──────── Given entries ────────

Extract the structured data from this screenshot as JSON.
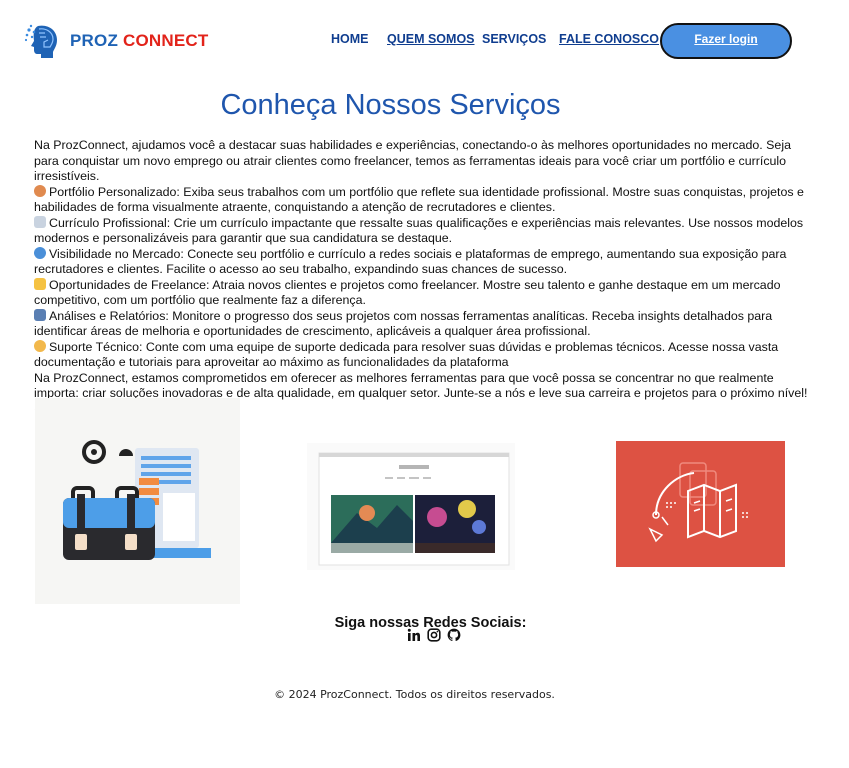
{
  "brand": {
    "part1": "PROZ",
    "part2": "CONNECT"
  },
  "nav": {
    "home": "HOME",
    "about": "QUEM SOMOS",
    "services": "SERVIÇOS",
    "contact": "FALE CONOSCO",
    "login": "Fazer login"
  },
  "page_title": "Conheça Nossos Serviços",
  "content": {
    "intro": "Na ProzConnect, ajudamos você a destacar suas habilidades e experiências, conectando-o às melhores oportunidades no mercado. Seja para conquistar um novo emprego ou atrair clientes como freelancer, temos as ferramentas ideais para você criar um portfólio e currículo irresistíveis.",
    "items": [
      {
        "icon": "palette-emoji",
        "text": "Portfólio Personalizado: Exiba seus trabalhos com um portfólio que reflete sua identidade profissional. Mostre suas conquistas, projetos e habilidades de forma visualmente atraente, conquistando a atenção de recrutadores e clientes."
      },
      {
        "icon": "document-emoji",
        "text": "Currículo Profissional: Crie um currículo impactante que ressalte suas qualificações e experiências mais relevantes. Use nossos modelos modernos e personalizáveis para garantir que sua candidatura se destaque."
      },
      {
        "icon": "globe-emoji",
        "text": "Visibilidade no Mercado: Conecte seu portfólio e currículo a redes sociais e plataformas de emprego, aumentando sua exposição para recrutadores e clientes. Facilite o acesso ao seu trabalho, expandindo suas chances de sucesso."
      },
      {
        "icon": "handshake-emoji",
        "text": "Oportunidades de Freelance: Atraia novos clientes e projetos como freelancer. Mostre seu talento e ganhe destaque em um mercado competitivo, com um portfólio que realmente faz a diferença."
      },
      {
        "icon": "bar-chart-emoji",
        "text": "Análises e Relatórios: Monitore o progresso dos seus projetos com nossas ferramentas analíticas. Receba insights detalhados para identificar áreas de melhoria e oportunidades de crescimento, aplicáveis a qualquer área profissional."
      },
      {
        "icon": "support-person-emoji",
        "text": "Suporte Técnico: Conte com uma equipe de suporte dedicada para resolver suas dúvidas e problemas técnicos. Acesse nossa vasta documentação e tutoriais para aproveitar ao máximo as funcionalidades da plataforma"
      }
    ],
    "closing": "Na ProzConnect, estamos comprometidos em oferecer as melhores ferramentas para que você possa se concentrar no que realmente importa: criar soluções inovadoras e de alta qualidade, em qualquer setor. Junte-se a nós e leve sua carreira e projetos para o próximo nível! 🚀"
  },
  "social": {
    "title": "Siga nossas Redes Sociais:"
  },
  "footer": "© 2024 ProzConnect. Todos os direitos reservados.",
  "colors": {
    "brand_blue": "#1f63b5",
    "brand_red": "#e2231a",
    "nav": "#0f3d8f",
    "button": "#4a90e2",
    "card_red": "#dd5243"
  }
}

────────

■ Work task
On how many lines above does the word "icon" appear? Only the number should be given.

■ Final answer
6